[DATASET ENTRIES]:
++++++++++

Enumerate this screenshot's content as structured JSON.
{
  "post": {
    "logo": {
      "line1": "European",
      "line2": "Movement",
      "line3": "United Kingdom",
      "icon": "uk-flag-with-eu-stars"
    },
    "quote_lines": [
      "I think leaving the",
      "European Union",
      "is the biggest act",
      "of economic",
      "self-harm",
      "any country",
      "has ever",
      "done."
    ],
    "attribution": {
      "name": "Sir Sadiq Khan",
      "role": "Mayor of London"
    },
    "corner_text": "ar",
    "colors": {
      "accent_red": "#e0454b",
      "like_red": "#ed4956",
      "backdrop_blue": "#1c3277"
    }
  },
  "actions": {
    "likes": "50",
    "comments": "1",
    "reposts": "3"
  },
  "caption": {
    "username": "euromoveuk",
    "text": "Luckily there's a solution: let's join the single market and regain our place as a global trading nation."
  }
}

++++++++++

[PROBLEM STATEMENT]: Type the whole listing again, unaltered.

[THE ANSWER]:
Enumerate this screenshot's content as structured JSON.
{
  "post": {
    "logo": {
      "line1": "European",
      "line2": "Movement",
      "line3": "United Kingdom",
      "icon": "uk-flag-with-eu-stars"
    },
    "quote_lines": [
      "I think leaving the",
      "European Union",
      "is the biggest act",
      "of economic",
      "self-harm",
      "any country",
      "has ever",
      "done."
    ],
    "attribution": {
      "name": "Sir Sadiq Khan",
      "role": "Mayor of London"
    },
    "corner_text": "ar",
    "colors": {
      "accent_red": "#e0454b",
      "like_red": "#ed4956",
      "backdrop_blue": "#1c3277"
    }
  },
  "actions": {
    "likes": "50",
    "comments": "1",
    "reposts": "3"
  },
  "caption": {
    "username": "euromoveuk",
    "text": "Luckily there's a solution: let's join the single market and regain our place as a global trading nation."
  }
}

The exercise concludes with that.